[Dataset rows describing interfaces]
+++

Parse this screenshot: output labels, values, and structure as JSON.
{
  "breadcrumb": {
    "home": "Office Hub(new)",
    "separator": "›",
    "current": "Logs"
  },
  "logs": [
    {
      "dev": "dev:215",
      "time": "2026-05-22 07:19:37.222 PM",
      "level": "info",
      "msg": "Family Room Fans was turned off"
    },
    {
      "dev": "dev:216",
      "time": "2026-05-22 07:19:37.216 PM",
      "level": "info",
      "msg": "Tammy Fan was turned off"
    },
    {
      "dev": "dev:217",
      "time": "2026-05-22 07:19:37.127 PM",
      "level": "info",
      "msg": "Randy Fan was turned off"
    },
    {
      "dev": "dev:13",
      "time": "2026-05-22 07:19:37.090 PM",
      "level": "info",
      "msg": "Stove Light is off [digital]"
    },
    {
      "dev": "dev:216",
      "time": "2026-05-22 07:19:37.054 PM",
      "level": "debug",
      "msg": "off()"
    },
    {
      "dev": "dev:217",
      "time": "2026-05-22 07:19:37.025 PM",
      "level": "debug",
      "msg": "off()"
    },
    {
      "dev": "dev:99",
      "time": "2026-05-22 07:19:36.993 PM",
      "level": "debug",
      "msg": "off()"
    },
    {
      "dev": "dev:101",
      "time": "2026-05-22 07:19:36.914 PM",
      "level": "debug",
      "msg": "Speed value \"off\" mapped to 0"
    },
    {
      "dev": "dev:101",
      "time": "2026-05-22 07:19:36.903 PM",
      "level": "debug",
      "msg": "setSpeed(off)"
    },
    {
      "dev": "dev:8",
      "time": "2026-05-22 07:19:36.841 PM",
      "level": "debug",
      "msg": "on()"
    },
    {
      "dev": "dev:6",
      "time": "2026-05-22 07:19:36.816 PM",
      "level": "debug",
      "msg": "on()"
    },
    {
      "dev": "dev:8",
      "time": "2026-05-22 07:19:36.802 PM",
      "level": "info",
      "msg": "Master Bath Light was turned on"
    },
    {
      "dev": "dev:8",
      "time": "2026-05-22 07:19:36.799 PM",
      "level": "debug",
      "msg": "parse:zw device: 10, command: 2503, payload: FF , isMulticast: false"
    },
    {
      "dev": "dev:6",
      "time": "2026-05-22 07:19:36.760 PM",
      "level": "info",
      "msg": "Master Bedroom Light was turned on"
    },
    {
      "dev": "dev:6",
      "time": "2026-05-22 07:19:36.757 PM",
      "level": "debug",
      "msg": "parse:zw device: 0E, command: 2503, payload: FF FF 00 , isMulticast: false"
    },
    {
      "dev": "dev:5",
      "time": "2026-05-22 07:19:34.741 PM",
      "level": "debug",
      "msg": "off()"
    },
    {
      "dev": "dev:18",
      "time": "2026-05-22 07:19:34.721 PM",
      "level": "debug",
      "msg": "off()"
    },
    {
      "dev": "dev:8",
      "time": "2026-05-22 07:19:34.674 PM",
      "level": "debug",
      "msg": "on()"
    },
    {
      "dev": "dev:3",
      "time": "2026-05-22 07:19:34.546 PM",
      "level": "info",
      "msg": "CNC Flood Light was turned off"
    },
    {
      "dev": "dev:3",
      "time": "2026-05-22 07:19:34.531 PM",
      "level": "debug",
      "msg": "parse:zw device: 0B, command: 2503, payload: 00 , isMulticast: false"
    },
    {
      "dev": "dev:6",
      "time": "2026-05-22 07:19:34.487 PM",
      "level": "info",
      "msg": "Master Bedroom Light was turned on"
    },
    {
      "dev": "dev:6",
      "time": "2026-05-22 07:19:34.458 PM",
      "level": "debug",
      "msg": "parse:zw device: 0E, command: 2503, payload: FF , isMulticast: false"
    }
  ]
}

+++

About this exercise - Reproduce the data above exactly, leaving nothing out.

Result of this task -
Parse this screenshot: output labels, values, and structure as JSON.
{
  "breadcrumb": {
    "home": "Office Hub(new)",
    "separator": "›",
    "current": "Logs"
  },
  "logs": [
    {
      "dev": "dev:215",
      "time": "2026-05-22 07:19:37.222 PM",
      "level": "info",
      "msg": "Family Room Fans was turned off"
    },
    {
      "dev": "dev:216",
      "time": "2026-05-22 07:19:37.216 PM",
      "level": "info",
      "msg": "Tammy Fan was turned off"
    },
    {
      "dev": "dev:217",
      "time": "2026-05-22 07:19:37.127 PM",
      "level": "info",
      "msg": "Randy Fan was turned off"
    },
    {
      "dev": "dev:13",
      "time": "2026-05-22 07:19:37.090 PM",
      "level": "info",
      "msg": "Stove Light is off [digital]"
    },
    {
      "dev": "dev:216",
      "time": "2026-05-22 07:19:37.054 PM",
      "level": "debug",
      "msg": "off()"
    },
    {
      "dev": "dev:217",
      "time": "2026-05-22 07:19:37.025 PM",
      "level": "debug",
      "msg": "off()"
    },
    {
      "dev": "dev:99",
      "time": "2026-05-22 07:19:36.993 PM",
      "level": "debug",
      "msg": "off()"
    },
    {
      "dev": "dev:101",
      "time": "2026-05-22 07:19:36.914 PM",
      "level": "debug",
      "msg": "Speed value \"off\" mapped to 0"
    },
    {
      "dev": "dev:101",
      "time": "2026-05-22 07:19:36.903 PM",
      "level": "debug",
      "msg": "setSpeed(off)"
    },
    {
      "dev": "dev:8",
      "time": "2026-05-22 07:19:36.841 PM",
      "level": "debug",
      "msg": "on()"
    },
    {
      "dev": "dev:6",
      "time": "2026-05-22 07:19:36.816 PM",
      "level": "debug",
      "msg": "on()"
    },
    {
      "dev": "dev:8",
      "time": "2026-05-22 07:19:36.802 PM",
      "level": "info",
      "msg": "Master Bath Light was turned on"
    },
    {
      "dev": "dev:8",
      "time": "2026-05-22 07:19:36.799 PM",
      "level": "debug",
      "msg": "parse:zw device: 10, command: 2503, payload: FF , isMulticast: false"
    },
    {
      "dev": "dev:6",
      "time": "2026-05-22 07:19:36.760 PM",
      "level": "info",
      "msg": "Master Bedroom Light was turned on"
    },
    {
      "dev": "dev:6",
      "time": "2026-05-22 07:19:36.757 PM",
      "level": "debug",
      "msg": "parse:zw device: 0E, command: 2503, payload: FF FF 00 , isMulticast: false"
    },
    {
      "dev": "dev:5",
      "time": "2026-05-22 07:19:34.741 PM",
      "level": "debug",
      "msg": "off()"
    },
    {
      "dev": "dev:18",
      "time": "2026-05-22 07:19:34.721 PM",
      "level": "debug",
      "msg": "off()"
    },
    {
      "dev": "dev:8",
      "time": "2026-05-22 07:19:34.674 PM",
      "level": "debug",
      "msg": "on()"
    },
    {
      "dev": "dev:3",
      "time": "2026-05-22 07:19:34.546 PM",
      "level": "info",
      "msg": "CNC Flood Light was turned off"
    },
    {
      "dev": "dev:3",
      "time": "2026-05-22 07:19:34.531 PM",
      "level": "debug",
      "msg": "parse:zw device: 0B, command: 2503, payload: 00 , isMulticast: false"
    },
    {
      "dev": "dev:6",
      "time": "2026-05-22 07:19:34.487 PM",
      "level": "info",
      "msg": "Master Bedroom Light was turned on"
    },
    {
      "dev": "dev:6",
      "time": "2026-05-22 07:19:34.458 PM",
      "level": "debug",
      "msg": "parse:zw device: 0E, command: 2503, payload: FF , isMulticast: false"
    }
  ]
}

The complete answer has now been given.